The Irish are about the only nationality who have had their national feast day become an international joke. An excuse to dress in green clothes, mock the Irish and drink. I don’t think that’s something any of can be proud of.

In 2014, Neil Cosgrove, the National Anti-Defamation Chairman of the Ancient Order of the Hibernians appealed to Bed, Bath and Beyond to cease stocking offensive merchandise.

He wrote “Culturally I think we’ve developed a self-deprecating humor, which I think is taken as carte blanche,that anything goes.

“I also think there’s a general lack of understanding about the struggles that the Irish American community has faced over the years. There’s not a general awareness of what the Irish American contribution has been or what they have put up with.”

He continued, referring to the Red Skins football team, “In an era when American society is rejecting ethnic based stereotypes, as evidenced by the discussions over the appropriateness of Native American sports mascots, the AOH say they continue to be amazed that such blatant defamation targeting Irish Americans. We find it inconceivable that such products would be even considered by a major retailer if 'Irish' was removed and replaced by another ethnic group”

The AOH have had some successes in battling against the ongoing sale of offensive merchandise. They’ve even had to reach out to Microsoft about the drunk leprechaun which was available in Clipart. Their battle seems never ending.

In recent years the Irish have had one hero who found a crafty way around having to look at offensive t-shirts on sale in his local Walmart during March. Last year Kevin Westley, a radio host and Irish dance instructor from Long Island, bought over $400 in offensive t-shirts and then returned them after St. Patrick’s Day.
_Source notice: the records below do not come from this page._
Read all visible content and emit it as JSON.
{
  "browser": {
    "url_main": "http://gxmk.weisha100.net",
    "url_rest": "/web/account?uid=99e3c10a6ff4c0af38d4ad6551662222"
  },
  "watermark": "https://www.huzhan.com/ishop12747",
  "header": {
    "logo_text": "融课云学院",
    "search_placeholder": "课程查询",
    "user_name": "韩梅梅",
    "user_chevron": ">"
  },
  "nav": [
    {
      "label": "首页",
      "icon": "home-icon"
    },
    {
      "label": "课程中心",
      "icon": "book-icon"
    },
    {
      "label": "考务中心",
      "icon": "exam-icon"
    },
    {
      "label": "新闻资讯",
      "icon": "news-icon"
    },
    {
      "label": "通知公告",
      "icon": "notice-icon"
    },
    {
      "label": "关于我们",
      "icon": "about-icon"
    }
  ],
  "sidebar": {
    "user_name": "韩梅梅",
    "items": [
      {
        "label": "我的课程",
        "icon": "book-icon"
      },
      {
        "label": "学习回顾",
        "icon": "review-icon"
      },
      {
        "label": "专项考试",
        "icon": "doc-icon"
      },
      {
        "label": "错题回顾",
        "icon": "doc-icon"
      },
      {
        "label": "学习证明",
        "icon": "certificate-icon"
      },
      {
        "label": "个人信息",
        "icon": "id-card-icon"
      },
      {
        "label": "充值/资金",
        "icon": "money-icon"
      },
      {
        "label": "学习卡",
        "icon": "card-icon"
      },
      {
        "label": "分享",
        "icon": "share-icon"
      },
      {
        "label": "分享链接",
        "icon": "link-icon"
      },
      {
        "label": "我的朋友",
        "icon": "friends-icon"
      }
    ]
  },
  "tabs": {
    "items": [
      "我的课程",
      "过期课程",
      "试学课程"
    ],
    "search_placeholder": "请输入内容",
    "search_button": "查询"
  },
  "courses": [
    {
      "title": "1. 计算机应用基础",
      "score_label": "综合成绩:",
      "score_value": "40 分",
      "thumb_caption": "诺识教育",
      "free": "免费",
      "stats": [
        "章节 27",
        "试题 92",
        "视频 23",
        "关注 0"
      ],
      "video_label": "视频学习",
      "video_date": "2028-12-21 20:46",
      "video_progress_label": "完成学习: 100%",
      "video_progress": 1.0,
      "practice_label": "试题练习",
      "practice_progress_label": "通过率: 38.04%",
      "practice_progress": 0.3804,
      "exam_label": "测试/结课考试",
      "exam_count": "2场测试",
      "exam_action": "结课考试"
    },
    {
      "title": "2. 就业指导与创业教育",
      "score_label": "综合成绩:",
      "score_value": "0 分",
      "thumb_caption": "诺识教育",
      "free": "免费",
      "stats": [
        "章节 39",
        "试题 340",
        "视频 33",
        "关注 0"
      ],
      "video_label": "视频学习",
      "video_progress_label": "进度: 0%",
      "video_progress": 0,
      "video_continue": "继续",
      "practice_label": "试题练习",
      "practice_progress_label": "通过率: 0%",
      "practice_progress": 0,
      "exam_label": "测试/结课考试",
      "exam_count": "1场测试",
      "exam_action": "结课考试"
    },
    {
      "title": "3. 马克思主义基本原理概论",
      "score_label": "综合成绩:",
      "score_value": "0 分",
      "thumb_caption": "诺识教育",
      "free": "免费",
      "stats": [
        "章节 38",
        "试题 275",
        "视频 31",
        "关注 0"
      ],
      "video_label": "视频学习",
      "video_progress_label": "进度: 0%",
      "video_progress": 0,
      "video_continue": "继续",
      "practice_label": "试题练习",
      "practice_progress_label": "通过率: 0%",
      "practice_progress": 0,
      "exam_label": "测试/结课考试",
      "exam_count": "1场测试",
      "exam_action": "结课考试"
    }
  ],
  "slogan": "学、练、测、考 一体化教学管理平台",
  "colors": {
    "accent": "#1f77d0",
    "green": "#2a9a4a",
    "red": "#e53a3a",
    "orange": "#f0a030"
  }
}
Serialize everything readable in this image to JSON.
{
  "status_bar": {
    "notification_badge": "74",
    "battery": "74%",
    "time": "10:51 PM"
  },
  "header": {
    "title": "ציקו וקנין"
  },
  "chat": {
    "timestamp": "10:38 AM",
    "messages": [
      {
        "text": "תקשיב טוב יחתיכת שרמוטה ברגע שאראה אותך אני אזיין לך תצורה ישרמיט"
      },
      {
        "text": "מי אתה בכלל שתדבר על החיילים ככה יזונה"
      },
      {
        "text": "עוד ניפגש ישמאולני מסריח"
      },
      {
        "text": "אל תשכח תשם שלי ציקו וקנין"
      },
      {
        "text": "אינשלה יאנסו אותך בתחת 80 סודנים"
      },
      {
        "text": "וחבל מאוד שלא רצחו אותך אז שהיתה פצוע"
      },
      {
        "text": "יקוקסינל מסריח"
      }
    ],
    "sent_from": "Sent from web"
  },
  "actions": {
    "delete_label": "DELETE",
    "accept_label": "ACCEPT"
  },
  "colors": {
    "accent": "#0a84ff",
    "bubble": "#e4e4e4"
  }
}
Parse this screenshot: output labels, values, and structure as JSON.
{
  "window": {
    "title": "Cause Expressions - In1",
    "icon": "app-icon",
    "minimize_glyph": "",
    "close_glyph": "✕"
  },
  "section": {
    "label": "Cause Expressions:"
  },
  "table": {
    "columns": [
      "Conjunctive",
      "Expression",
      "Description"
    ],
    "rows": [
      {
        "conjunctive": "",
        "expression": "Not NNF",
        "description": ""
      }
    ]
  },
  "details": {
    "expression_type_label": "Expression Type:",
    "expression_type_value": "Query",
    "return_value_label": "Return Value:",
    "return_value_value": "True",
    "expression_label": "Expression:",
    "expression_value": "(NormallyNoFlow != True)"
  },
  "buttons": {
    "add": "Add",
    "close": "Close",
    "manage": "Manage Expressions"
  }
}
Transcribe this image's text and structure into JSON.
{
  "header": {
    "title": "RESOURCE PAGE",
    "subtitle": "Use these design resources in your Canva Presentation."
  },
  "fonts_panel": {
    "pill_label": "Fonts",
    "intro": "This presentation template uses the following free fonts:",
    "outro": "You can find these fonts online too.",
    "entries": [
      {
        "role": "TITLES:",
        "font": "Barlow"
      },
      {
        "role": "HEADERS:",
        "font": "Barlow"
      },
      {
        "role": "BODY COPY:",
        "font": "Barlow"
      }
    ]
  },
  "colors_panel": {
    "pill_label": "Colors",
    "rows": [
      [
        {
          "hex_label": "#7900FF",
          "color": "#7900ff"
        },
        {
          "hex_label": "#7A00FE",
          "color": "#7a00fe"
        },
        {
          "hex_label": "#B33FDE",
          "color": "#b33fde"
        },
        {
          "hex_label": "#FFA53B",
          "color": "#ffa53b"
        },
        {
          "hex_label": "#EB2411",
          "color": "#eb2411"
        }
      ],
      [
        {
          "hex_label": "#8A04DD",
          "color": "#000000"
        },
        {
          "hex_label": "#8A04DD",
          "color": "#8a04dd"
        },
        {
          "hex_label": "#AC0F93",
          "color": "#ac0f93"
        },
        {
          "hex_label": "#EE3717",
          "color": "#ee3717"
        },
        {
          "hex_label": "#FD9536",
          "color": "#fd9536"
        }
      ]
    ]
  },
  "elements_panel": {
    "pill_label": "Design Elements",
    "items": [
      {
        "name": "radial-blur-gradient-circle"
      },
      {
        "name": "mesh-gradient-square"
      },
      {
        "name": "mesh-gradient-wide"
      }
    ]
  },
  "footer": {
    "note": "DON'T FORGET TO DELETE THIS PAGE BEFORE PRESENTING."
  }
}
Read more: No offensive Irish t-shirts at Walmart this year - victory for activist Kevin Westley

Happily this year his local Walmart stores, in East Meadow and Uniondale, decided against stocking those same t-shirts.

Last year Westley was annoyed by the t-shirts which had phrases like “I’m so Irish I sweat alcohol” or “In dog beers I’ve had one” on the front. This year the only Irish ts have simple “Dublin” or “Ireland” decorating their fronts.

Sadly shops without the stereotyping merchandise seem the exception. Westley’s wife, Joanie, told IrishCentral she’ll be taking a look at Target’s stock this March.

Have your say below. What do you think?